Even so, the smartest ones in the bunch still need to study for the test, right?
Here’s how to start thinking about Admissions test prep for your 5 year old:
- Have conversations with your child. Can she tell you what she see around her? Can he find, name and count shapes, colors, dogs, grandparents, fence slats, and cucumbers? Can she tell you what happens at an airport? Or why a car has wheels? These discussions reinforce vocabulary, thinking skills, speaking skills, and even a sense of humor.
- Work on gross motor skills. Toss pine cones through a hula hoop or into a bucket and let your child help keep score. Use the curb as a balance beam, and talk about how hard it is. Skip. It’s just plain fun, and everyone can do it together. Roll down a hill. Again, it is really fun and will get you and your child giggling.
- Build fine motor skills. Pinch, roll and shape clay or cookie dough. Play board games with tiny pieces. I like Mancala, a simple game where you count, scoop, and drop little glass spheres. Watch out, or your little one will figure out strategies and beat you.
- Practice competing. Show your little one how to navigate the joy of victory and the agony of defeat. (Yes, I had to make an Olympics reference since Rio is still in recent memory.) Practice being a good winner and loser in front of your child. Exaggerate and role play. This is best learned early on.
- Play with scissors. Not really, but don’t make scissors an off-limits item, either. Sit down after dinner with your child and cut out strips of paper from the recycling bin. Tape them to a cutout circle and you have a jellyfish. Even tearing tape from a dispenser is an important skill, and with practice, it will get less awkward.
- Teach grace and courtesy. Please and thank you are not passé. They demonstrate respect for self and others, and they pave the way for getting what you want, at lease sometimes. Practice these at home. Allow your child to respectfully remind you if you forget to use these magic words. This is not old fashioned, it is simple good manners, and will garner positive feedback for your child.
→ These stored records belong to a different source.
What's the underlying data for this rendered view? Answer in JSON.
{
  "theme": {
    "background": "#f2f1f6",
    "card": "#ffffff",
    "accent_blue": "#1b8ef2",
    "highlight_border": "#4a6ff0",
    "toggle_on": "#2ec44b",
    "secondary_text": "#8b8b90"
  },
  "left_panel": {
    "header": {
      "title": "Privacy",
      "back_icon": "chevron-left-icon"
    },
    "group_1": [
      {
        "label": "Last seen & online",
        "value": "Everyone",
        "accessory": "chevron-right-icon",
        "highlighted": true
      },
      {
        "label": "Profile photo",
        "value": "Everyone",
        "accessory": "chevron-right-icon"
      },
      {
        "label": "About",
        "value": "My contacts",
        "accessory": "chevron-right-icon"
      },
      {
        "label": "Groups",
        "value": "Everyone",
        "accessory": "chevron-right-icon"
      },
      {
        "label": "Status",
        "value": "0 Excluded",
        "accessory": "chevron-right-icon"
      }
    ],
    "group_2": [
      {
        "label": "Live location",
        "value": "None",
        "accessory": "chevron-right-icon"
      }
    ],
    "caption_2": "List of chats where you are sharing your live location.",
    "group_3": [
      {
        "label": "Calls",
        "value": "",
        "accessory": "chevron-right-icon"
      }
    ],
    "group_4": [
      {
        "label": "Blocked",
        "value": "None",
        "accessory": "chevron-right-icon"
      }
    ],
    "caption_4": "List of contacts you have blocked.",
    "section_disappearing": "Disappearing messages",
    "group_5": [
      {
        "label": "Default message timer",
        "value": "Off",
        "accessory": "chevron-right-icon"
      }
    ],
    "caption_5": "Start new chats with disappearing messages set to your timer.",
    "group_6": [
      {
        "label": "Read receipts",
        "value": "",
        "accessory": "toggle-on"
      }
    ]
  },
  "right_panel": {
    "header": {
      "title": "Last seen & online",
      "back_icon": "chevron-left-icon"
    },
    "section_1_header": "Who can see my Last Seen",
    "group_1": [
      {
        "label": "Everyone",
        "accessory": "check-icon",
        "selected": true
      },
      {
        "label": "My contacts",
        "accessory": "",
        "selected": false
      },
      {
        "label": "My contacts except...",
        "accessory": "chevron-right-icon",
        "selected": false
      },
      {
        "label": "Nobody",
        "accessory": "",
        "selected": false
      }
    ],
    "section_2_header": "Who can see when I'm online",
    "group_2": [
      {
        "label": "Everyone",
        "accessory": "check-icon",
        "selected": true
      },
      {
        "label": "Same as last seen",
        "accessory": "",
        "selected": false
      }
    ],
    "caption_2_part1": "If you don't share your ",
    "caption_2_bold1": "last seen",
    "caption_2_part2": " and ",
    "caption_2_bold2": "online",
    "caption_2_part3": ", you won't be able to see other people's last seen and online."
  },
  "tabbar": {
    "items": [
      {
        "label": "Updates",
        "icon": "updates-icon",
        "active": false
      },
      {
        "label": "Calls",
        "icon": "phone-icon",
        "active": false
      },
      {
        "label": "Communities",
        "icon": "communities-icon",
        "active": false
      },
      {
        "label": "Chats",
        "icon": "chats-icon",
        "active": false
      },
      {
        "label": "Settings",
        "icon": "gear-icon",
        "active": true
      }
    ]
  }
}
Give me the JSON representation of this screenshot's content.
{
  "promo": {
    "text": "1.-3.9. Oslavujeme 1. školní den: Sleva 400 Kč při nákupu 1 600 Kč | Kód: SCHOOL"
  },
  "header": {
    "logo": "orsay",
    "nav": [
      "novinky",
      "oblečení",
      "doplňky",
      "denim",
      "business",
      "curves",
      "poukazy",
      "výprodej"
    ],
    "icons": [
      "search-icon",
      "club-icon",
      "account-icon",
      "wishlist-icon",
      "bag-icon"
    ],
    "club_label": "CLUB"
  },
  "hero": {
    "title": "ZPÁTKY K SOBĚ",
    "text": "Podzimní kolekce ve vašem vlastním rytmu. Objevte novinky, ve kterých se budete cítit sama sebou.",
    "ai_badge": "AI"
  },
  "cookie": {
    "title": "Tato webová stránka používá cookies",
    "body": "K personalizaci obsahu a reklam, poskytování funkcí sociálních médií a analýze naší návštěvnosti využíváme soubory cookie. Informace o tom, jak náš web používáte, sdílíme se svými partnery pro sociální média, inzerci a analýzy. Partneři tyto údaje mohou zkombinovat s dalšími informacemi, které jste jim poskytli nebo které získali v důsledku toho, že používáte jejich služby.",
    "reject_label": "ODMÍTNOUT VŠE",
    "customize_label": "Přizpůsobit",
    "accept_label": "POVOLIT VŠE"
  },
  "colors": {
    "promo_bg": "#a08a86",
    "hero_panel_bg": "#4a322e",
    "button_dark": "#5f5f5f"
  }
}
Finally, on the day of the test/visit, get a good night’s sleep, eat a healthy breakfast, and make sure your child does, too!